Analysis: The Celtics have long needed a sharpshooter on the wing and Nesmith gives them exactly that. Shooting 52% on over eight 3-point attempts per game this past season at Vanderbilt, he is among the best shooters in this draft class. Having a marksmen of his calibre sitting on the wing should make life easier for Jayson Tatum, Jaylen Brown and Kemba Walker.
Busting Brackets (FanSided): C for Nesmith, F for Prichard
Danny Ainge and the Boston Celtics were looking to either package their three first-rounders for a larger trade or to use them to fill in holes on the bench. With the fourteenth pick, the earliest of their selections, they went with Aaron Nesmith, the best movement shooter in the draft who shot a blistering 52.2 percent from 3 in his abbreviated sophomore season. Itís worth noting that we listed the Celtics as his worst fit in the lottery, for various reasons. Brad Stevensí offense isnít one that maximizes off-movement and off-screen shooters, given the teamís emphasis on pick-and-roll creation, which doesnít exactly maximize a shooter of Nesmithís ilk. Heís also not a player who offers much else in terms of off-the-dribble shooting or slashing, despite Stevens regularly asking his guards and wings to be able to do so. Itís possible that Nesmith improves in this regard, but between the unideal fit in Bostonís offense and the existing defensive concerns, there were better landing spots for Nesmith in this range and better targets for Boston.
Itís not every day that you see two consecutive picks used on extreme, puzzling, inarguable reaches. And yet the Boston Celtics and New York Knicks managed to do so at the tail-end of the first round of the 2020 NBA Draft, selecting a pair of prospects that a large swath of draft evaluators viewed as late-second-rounders at best, and undrafted pickups at worst.
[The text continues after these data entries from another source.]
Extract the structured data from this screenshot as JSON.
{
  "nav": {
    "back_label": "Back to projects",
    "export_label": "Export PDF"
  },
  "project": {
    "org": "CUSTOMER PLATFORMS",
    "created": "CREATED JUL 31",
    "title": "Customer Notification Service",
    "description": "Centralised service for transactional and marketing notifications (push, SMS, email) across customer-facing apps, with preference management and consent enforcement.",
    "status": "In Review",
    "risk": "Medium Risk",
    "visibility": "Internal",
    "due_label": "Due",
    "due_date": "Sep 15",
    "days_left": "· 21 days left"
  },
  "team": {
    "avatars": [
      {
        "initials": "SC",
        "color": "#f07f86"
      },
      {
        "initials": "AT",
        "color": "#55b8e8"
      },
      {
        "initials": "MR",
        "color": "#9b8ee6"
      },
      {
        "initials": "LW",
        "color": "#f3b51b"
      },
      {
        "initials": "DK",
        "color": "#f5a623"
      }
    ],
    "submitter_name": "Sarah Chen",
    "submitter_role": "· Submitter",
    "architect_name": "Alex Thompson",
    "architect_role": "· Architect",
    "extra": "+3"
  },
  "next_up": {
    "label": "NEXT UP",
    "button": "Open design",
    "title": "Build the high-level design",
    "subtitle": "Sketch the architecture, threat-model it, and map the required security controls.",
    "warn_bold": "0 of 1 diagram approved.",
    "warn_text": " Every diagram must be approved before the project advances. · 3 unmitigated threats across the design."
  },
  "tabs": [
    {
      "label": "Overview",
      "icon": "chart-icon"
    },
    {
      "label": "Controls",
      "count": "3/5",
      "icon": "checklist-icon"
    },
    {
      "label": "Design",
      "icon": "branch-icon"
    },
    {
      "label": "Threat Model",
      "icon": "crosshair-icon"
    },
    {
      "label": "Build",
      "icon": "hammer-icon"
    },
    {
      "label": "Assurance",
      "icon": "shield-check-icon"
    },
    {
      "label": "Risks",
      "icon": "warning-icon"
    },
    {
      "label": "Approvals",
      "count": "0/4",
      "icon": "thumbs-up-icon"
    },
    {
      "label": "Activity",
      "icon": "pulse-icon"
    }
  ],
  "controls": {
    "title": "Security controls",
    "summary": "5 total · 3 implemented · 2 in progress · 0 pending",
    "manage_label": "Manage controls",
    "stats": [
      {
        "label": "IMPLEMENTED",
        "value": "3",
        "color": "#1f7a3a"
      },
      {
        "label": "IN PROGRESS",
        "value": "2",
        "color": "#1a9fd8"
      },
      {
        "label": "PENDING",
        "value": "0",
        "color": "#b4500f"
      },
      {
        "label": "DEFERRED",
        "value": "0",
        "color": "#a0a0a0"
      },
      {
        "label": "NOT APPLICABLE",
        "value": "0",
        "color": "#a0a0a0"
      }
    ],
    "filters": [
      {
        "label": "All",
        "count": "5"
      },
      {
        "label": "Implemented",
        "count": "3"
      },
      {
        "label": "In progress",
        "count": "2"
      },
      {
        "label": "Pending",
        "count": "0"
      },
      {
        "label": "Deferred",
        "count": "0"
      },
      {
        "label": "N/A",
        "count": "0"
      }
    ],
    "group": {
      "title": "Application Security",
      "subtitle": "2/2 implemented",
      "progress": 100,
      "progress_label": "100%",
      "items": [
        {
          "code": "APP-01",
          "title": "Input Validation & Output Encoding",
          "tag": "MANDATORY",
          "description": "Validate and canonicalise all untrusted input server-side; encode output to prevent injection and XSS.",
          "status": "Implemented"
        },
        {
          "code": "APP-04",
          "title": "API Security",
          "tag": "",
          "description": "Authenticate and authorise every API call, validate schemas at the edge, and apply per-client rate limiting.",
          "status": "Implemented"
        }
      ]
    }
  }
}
Boston going with Oregonís Payton Pritchard (career 13.5 ppg on .379 3P%) ó a shaky decision-maker whose athletic profile may not translate well to the NBA ó despite the number of superior guard prospects available at that spot (Tyrell Terry, Desmond Bane, Tre Jones, Malachi Flynn, etc.) is questionable at best, and a horrific miscalculation at worst.